It’s important to brush up and keep up on basic technology and computer skills. This knowledge will save time, files and maybe even your chances of getting a job. Computers, tablets, smartphones and electronics integrate into your daily work and personal life.
Here are four basic technology skills you should master, whether you’re looking for a new job or just want to be more effective at your current one!
You could call email the contact hub for the workplace as it’s a main way of contacting clients, connecting with customers and communicating with co-workers. It’s important to know the basic features of composing, formatting, sending and organizing your email. If all else fails, thank goodness for search bars!
Microsoft Office skills aren’t always a “must” for jobs, but Word, PowerPoint and Excel can benefit you in the office. You’ve probably already used these for school projects, presentations or calculations. Other programs and apps on Mac, Gmail (and other operating systems) reflect Microsoft Office functions, so you’ll have no problem using them if you master the software. This is always a bonus for employers and saves them a lot of training time.
Typing should be second nature. Keyboard shortcuts save a lot of time, if you know how to use them. Shortcuts exist for copying, pasting, quitting, printing, switching windows, you name it. Here are a few basic ones to get you started:

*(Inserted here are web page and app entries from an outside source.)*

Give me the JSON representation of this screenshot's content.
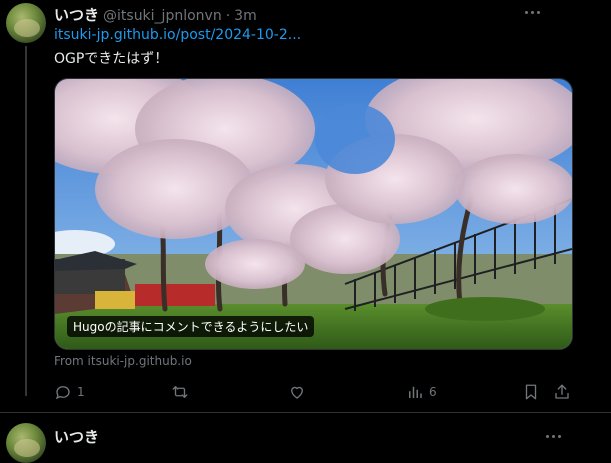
{
  "tweet1": {
    "display_name": "いつき",
    "handle": "@itsuki_jpnlonvn",
    "separator": "·",
    "time": "3m",
    "link_text": "itsuki-jp.github.io/post/2024-10-2...",
    "body_text": "OGPできたはず！",
    "card": {
      "image_caption": "Hugoの記事にコメントできるようにしたい",
      "source": "From itsuki-jp.github.io"
    },
    "actions": {
      "reply_count": "1",
      "retweet_count": "",
      "like_count": "",
      "views_count": "6"
    }
  },
  "tweet2": {
    "display_name": "いつき"
  },
  "colors": {
    "background": "#000000",
    "text_primary": "#e7e9ea",
    "text_secondary": "#71767b",
    "link": "#1d9bf0",
    "border": "#2f3336"
  },
  "icons": [
    "reply-icon",
    "retweet-icon",
    "like-icon",
    "views-icon",
    "bookmark-icon",
    "share-icon",
    "more-icon"
  ]
}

Not all companies use USBs, in fact, some companies ban them. If you keep losing USBs like myself, take advantage of cloud storage apps like Gmail, Dropbox, and SkyDrive.
External hard drives will save your whole system. Memory expands to terabytes, more memory than you’ll likely ever need. Start with your home computer. Backing up your system may take extra time, but saves you a few tears in the long run!
Getting into the groove of social media can take a while. At this point, all companies use Facebook or Twitter. Even if you don’t use social media in your job, knowing how to use it can open up opportunities in marketing, PR and many other industries. If you’re adept at social media, those skills could come in handy managing the social media profiles of your current or future employer.
Most companies have a website. They won’t expect you to code a whole website, but basic HTML functions and formatting always help when posting content. Having these skills has come in handy for me at a few summer jobs.
Photo Credit: SPazzø